Kenya, which has seen all too much Dangerous Speech before elections, and violence after them, has been relatively free of both in period leading to its next presidential vote on August 8. This has just changed. The tortured corpse of Chris Msando, the Kenyan elections official in charge of electronic voting machines, was found in a forest outside Nairobi on Saturday.
Msando’s death has sparked concern that the integrity of those machines could be compromised during the vote on Tuesday. He was scheduled to oversee a public audit of the machines on Monday, but it has been canceled. In the last presidential elections in 2013, the electronic voting equipment malfunctioned, so that the result was not announced until five days after the election, and Raila Odinga, the losing presidential candidate, claimed this was evidence that they were rigged against him. Now Odinga, who lost both of the last two elections and is running again, is pointing to Msando’s death as evidence that the government will steal this one. Odinga’s claim is all the more inflammatory since polls indicate that this election is likely to be close, as the 2013 one was.
Widespread distrust of the election process will create an environment ripe for inflammatory rumors on both sides, of which there is a long history in Kenya. By far the worst case was the 2007 election, which followed months of inflammatory rhetoric by politicians representing the two largest ethnic groups – Kikuyus and Luos. The incumbent president, Mwai Kibaki, had himself abruptly sworn in as president on television, and then shut down all television broadcasting. In the bloody riots that immediately followed, at least 1,000 people died and 600,000 more were displaced from their homes.
Before the next presidential election in March 2013, Kenyans were so worried about another outbreak of violence that people from many walks of life – clerics, football stars, soldiers, artists, a paint manufacturing company, even TV and newspapers journalists – called on Kenyans to forsake hateful speech and violence. The election was completed with only one episode of serious violence, and although several people were killed, the violence did not spread.
This time around, the clamor about inflammatory speech more than a year ago, in June 2016 when prosecutors indicted eight members of the Kenyan Parliament from both major parties, for statements “laced with ethnic hatred.” Also one of them allegedly called for Odinga’s assassination.
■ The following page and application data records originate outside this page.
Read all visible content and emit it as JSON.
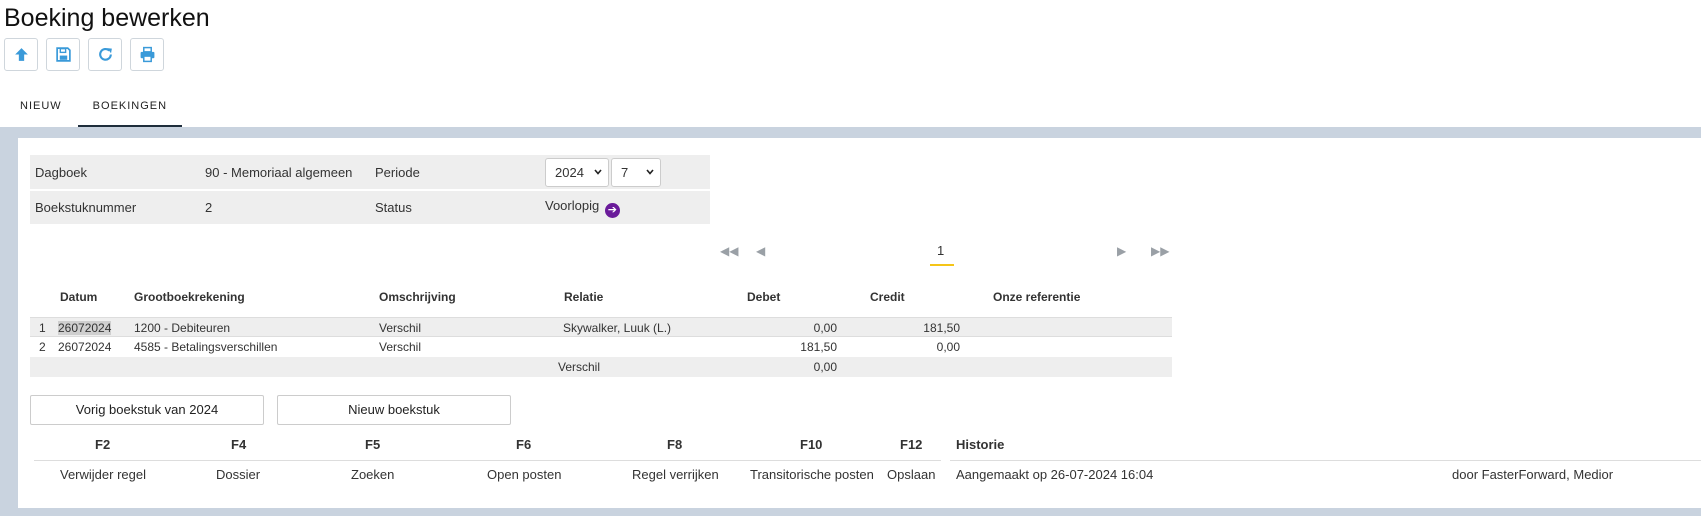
{
  "page": {
    "title": "Boeking bewerken"
  },
  "toolbar": [
    {
      "name": "up-arrow-icon"
    },
    {
      "name": "save-icon"
    },
    {
      "name": "refresh-icon"
    },
    {
      "name": "print-icon"
    }
  ],
  "tabs": [
    {
      "label": "NIEUW",
      "active": false
    },
    {
      "label": "BOEKINGEN",
      "active": true
    }
  ],
  "info": {
    "dagboek_label": "Dagboek",
    "dagboek_value": "90 - Memoriaal algemeen",
    "periode_label": "Periode",
    "periode_year": "2024",
    "periode_month": "7",
    "boekstuk_label": "Boekstuknummer",
    "boekstuk_value": "2",
    "status_label": "Status",
    "status_value": "Voorlopig"
  },
  "pager": {
    "current": "1"
  },
  "grid": {
    "headers": {
      "datum": "Datum",
      "grootboek": "Grootboekrekening",
      "omschrijving": "Omschrijving",
      "relatie": "Relatie",
      "debet": "Debet",
      "credit": "Credit",
      "referentie": "Onze referentie"
    },
    "rows": [
      {
        "nr": "1",
        "datum": "26072024",
        "grootboek": "1200 - Debiteuren",
        "omschrijving": "Verschil",
        "relatie": "Skywalker, Luuk (L.)",
        "debet": "0,00",
        "credit": "181,50"
      },
      {
        "nr": "2",
        "datum": "26072024",
        "grootboek": "4585 - Betalingsverschillen",
        "omschrijving": "Verschil",
        "relatie": "",
        "debet": "181,50",
        "credit": "0,00"
      }
    ],
    "total": {
      "label": "Verschil",
      "value": "0,00"
    }
  },
  "buttons": {
    "previous": "Vorig boekstuk van 2024",
    "new": "Nieuw boekstuk"
  },
  "fkeys": [
    {
      "key": "F2",
      "label": "Verwijder regel"
    },
    {
      "key": "F4",
      "label": "Dossier"
    },
    {
      "key": "F5",
      "label": "Zoeken"
    },
    {
      "key": "F6",
      "label": "Open posten"
    },
    {
      "key": "F8",
      "label": "Regel verrijken"
    },
    {
      "key": "F10",
      "label": "Transitorische posten"
    },
    {
      "key": "F12",
      "label": "Opslaan"
    }
  ],
  "historie": {
    "title": "Historie",
    "created": "Aangemaakt op 26-07-2024 16:04",
    "by": "door FasterForward, Medior"
  },
  "colors": {
    "accent": "#3a9ad9",
    "status_icon": "#6a1b9a",
    "pager_underline": "#f5c518",
    "panel_bg": "#c9d3df"
  }
}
In January 2017, Governor William Kabogo of Kiambu County was also charged with ethnic incitement for hateful remarks made about Odinga. In the end, all of these charges were dropped, allegedly for a lack of evidence.